Located a few doors down from the Wrecking Bar Brewpub on Austin Avenue, the 1922 dwelling was designed by noted Atlanta architect Willis F. Denny, who accomplished much in his short life (1874-1905) with a number of works on the National Register of Historic Places that still stand.
Those include Rhodes Hall in Midtown and the Kriegshaber House along Moreland Avenue—the Wrecking Bar’s facility today. (Fun fact: Moreland Avenue was named for Denny’s father-in-law, Major Asbury Fletcher Moreland, who lived on the avenue.)
Known as The Hand-Pittman House today, the Inman Park listing presents a rare opportunity to build in the coveted intown neighborhood while renting out a basement apartment—both aspects that could land the property in a niche category.
It listed as a package deal today at $1,395,000.
The three-level home counts four bedrooms and three and ½ bathrooms in a touch over 3,000 square feet. That includes the one-bedroom apartment, which marketers say fetches $1,800 monthly in rent.
Period aspects like original floors are joined with a modernized (but not modern) kitchen and bathrooms (vessel sink alert) for an understated look overall.
That excludes the vintage Beauport Promenade chinoiserie wallpaper, hand-painted in Paris by the Brunschwig & Fils company as part of a limited run.

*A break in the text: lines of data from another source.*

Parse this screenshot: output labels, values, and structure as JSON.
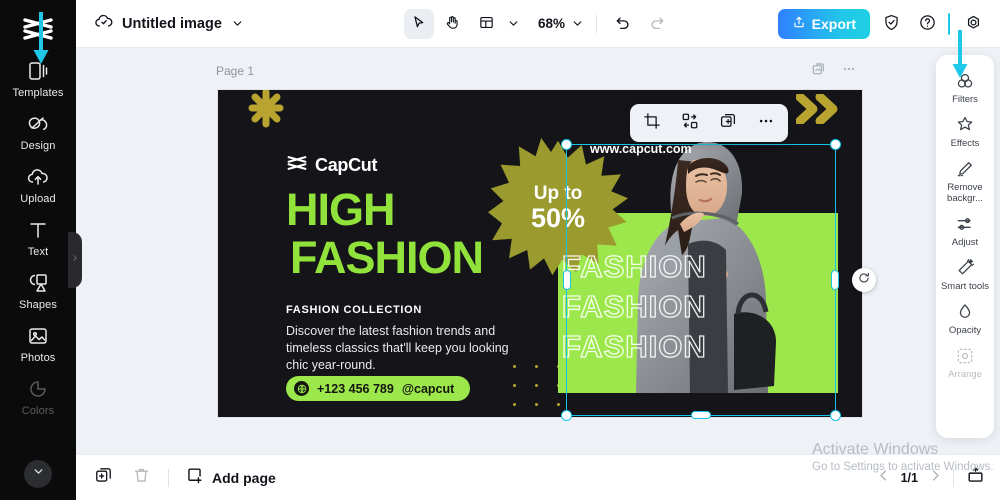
{
  "left_rail": {
    "logo_icon": "capcut-logo",
    "items": [
      {
        "label": "Templates",
        "icon": "templates-icon"
      },
      {
        "label": "Design",
        "icon": "design-icon"
      },
      {
        "label": "Upload",
        "icon": "upload-cloud-icon"
      },
      {
        "label": "Text",
        "icon": "text-icon"
      },
      {
        "label": "Shapes",
        "icon": "shapes-icon"
      },
      {
        "label": "Photos",
        "icon": "photos-icon"
      },
      {
        "label": "Colors",
        "icon": "colors-icon"
      }
    ],
    "more_icon": "chevron-down-icon",
    "collapse_icon": "chevron-right-icon"
  },
  "topbar": {
    "cloud_icon": "cloud-saved-icon",
    "title": "Untitled image",
    "title_chevron": "chevron-down-icon",
    "select_tool_icon": "cursor-select-icon",
    "hand_tool_icon": "hand-pan-icon",
    "layout_icon": "layout-grid-icon",
    "layout_chevron": "chevron-down-icon",
    "zoom_level": "68%",
    "zoom_chevron": "chevron-down-icon",
    "undo_icon": "undo-icon",
    "redo_icon": "redo-icon",
    "export_label": "Export",
    "export_icon": "upload-share-icon",
    "shield_icon": "shield-check-icon",
    "help_icon": "help-circle-icon",
    "settings_icon": "gear-icon",
    "accent_color": "#1ec8e6"
  },
  "workspace": {
    "page_label": "Page 1",
    "duplicate_page_icon": "duplicate-page-icon",
    "page_more_icon": "more-horizontal-icon"
  },
  "float_toolbar": {
    "crop_icon": "crop-icon",
    "flip_icon": "flip-rotate-icon",
    "duplicate_icon": "duplicate-icon",
    "more_icon": "more-horizontal-icon"
  },
  "selection": {
    "rotate_icon": "rotate-icon"
  },
  "design": {
    "brand": "CapCut",
    "brand_icon": "capcut-logo",
    "headline_line1": "HIGH",
    "headline_line2": "FASHION",
    "subheading": "FASHION COLLECTION",
    "body": "Discover the latest fashion trends and timeless classics that'll keep you looking chic year-round.",
    "phone": "+123 456 789",
    "handle": "@capcut",
    "pill_icon": "globe-icon",
    "badge_line1": "Up to",
    "badge_line2": "50%",
    "website": "www.capcut.com",
    "watermark_text": [
      "FASHION",
      "FASHION",
      "FASHION"
    ],
    "colors": {
      "background": "#151519",
      "accent_green": "#92e23c",
      "pill_green": "#9ce84c",
      "gold": "#b9a430",
      "burst": "#9a9a2e",
      "text_white": "#ffffff"
    }
  },
  "right_panel": {
    "items": [
      {
        "label": "Filters",
        "icon": "filters-icon",
        "faded": false
      },
      {
        "label": "Effects",
        "icon": "effects-icon",
        "faded": false
      },
      {
        "label": "Remove backgr...",
        "icon": "remove-background-icon",
        "faded": false
      },
      {
        "label": "Adjust",
        "icon": "adjust-sliders-icon",
        "faded": false
      },
      {
        "label": "Smart tools",
        "icon": "smart-tools-icon",
        "faded": false
      },
      {
        "label": "Opacity",
        "icon": "opacity-icon",
        "faded": false
      },
      {
        "label": "Arrange",
        "icon": "arrange-icon",
        "faded": true
      }
    ]
  },
  "bottombar": {
    "duplicate_icon": "duplicate-page-icon",
    "delete_icon": "trash-icon",
    "add_page_label": "Add page",
    "add_page_icon": "add-page-icon",
    "prev_icon": "chevron-left-icon",
    "next_icon": "chevron-right-icon",
    "page_indicator": "1/1",
    "present_icon": "present-icon"
  },
  "watermark": {
    "line1": "Activate Windows",
    "line2": "Go to Settings to activate Windows."
  },
  "annotations": {
    "arrow_color": "#1ec8e6",
    "left_arrow_icon": "down-arrow-annotation",
    "right_arrow_icon": "down-arrow-annotation"
  }
}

It was installed by longtime Atlantan Maureen Pittman, who acquired the home in 1975 and whose family has owned and maintained it since, according to listing agent Samantha McKinlay, a Realtor with ERA Foster and Bond real estate.

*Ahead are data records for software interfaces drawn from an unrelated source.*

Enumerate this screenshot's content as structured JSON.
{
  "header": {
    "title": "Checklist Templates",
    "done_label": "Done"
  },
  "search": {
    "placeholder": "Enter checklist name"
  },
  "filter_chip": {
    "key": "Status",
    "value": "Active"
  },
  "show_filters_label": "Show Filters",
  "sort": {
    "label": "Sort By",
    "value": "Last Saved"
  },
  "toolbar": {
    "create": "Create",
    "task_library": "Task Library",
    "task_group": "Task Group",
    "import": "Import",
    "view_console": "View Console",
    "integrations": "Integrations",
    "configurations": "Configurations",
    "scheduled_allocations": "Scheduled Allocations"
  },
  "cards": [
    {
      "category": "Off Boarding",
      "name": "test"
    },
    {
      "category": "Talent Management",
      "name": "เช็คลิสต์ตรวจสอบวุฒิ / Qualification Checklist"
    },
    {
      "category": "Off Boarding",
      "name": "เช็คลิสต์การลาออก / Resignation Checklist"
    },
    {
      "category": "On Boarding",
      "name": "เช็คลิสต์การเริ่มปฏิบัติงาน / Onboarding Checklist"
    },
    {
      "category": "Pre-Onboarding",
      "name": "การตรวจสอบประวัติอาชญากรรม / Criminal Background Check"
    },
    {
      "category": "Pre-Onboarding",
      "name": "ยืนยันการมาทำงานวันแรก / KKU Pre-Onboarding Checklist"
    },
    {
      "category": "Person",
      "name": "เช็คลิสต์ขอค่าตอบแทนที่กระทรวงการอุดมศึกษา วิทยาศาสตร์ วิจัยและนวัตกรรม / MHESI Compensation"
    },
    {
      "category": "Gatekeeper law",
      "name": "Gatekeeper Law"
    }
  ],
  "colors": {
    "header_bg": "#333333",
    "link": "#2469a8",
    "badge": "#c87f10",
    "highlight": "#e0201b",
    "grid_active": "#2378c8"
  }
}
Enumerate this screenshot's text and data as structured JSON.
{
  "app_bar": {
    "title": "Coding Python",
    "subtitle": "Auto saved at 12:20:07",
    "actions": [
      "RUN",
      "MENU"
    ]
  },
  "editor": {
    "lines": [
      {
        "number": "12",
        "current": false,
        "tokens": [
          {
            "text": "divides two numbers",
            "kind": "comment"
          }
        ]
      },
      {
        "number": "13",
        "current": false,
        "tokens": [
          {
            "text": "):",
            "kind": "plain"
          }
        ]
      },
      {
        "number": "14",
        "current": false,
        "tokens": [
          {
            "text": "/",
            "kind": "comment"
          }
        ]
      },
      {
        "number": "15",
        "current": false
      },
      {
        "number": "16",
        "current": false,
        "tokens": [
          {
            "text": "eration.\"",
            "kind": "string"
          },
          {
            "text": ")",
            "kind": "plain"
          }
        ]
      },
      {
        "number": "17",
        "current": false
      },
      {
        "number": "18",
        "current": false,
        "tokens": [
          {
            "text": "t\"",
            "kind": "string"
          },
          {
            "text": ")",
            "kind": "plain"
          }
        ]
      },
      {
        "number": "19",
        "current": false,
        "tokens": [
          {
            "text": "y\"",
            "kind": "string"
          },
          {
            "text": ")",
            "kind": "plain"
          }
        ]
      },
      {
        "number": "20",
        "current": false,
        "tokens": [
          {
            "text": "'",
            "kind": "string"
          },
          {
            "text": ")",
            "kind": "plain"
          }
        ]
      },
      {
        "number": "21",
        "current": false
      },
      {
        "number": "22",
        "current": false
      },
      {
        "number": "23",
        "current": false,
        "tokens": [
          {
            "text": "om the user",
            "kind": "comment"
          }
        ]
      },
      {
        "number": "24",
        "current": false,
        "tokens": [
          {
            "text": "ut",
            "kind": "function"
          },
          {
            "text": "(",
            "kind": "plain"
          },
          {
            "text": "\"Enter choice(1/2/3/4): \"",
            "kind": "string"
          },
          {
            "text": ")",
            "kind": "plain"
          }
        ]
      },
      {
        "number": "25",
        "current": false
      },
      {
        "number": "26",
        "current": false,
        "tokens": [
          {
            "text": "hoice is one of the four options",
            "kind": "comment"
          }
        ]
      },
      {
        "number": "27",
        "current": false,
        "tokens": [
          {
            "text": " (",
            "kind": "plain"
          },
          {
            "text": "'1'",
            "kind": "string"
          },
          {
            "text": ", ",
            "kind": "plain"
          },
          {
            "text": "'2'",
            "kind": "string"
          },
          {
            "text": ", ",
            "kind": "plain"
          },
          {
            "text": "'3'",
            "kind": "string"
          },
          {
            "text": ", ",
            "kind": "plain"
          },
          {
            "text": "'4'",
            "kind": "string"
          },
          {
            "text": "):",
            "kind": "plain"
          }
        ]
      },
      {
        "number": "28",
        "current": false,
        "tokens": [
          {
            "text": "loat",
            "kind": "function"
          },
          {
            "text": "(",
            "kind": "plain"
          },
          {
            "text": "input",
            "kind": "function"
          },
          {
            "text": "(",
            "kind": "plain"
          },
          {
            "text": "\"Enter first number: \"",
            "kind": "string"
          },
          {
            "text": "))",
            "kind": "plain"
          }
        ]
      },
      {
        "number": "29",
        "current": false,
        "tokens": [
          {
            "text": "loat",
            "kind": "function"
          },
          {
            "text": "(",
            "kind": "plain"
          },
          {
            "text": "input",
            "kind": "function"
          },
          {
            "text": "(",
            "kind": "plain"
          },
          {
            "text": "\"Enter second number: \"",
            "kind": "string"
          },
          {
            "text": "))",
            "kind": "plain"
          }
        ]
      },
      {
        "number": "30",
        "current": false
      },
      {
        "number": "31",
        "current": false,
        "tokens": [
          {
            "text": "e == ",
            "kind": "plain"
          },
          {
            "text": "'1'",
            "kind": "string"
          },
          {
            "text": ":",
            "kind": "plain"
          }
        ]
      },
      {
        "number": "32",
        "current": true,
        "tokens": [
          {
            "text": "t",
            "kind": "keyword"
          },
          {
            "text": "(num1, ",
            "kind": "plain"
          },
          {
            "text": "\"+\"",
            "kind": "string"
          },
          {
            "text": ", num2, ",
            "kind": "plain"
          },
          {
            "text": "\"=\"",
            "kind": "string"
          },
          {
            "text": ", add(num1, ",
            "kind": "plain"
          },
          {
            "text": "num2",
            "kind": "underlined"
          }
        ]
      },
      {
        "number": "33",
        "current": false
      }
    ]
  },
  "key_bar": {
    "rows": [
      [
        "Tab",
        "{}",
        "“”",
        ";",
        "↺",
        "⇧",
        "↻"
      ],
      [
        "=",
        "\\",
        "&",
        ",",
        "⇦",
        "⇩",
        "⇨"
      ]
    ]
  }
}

Outside is a versatile deck with a tiny spa perched high over the land—and a double garage that’s technically on the included lot next door.
Speaking of, that 9,000-square-foot property is also zoned R-5, a designation that allows for higher density, such as duplexes. (Marketing materials suggest a carriage house could be built behind the main home, allowing for a clean slate next door.)
Collectively, it’s a chance to get creative in what the listing describes as “one of the most desirable communities in the city.” Explore further in the above gallery.
• Renderings: Changes in store for prominent Inman Park corner (Urbanize Atlanta)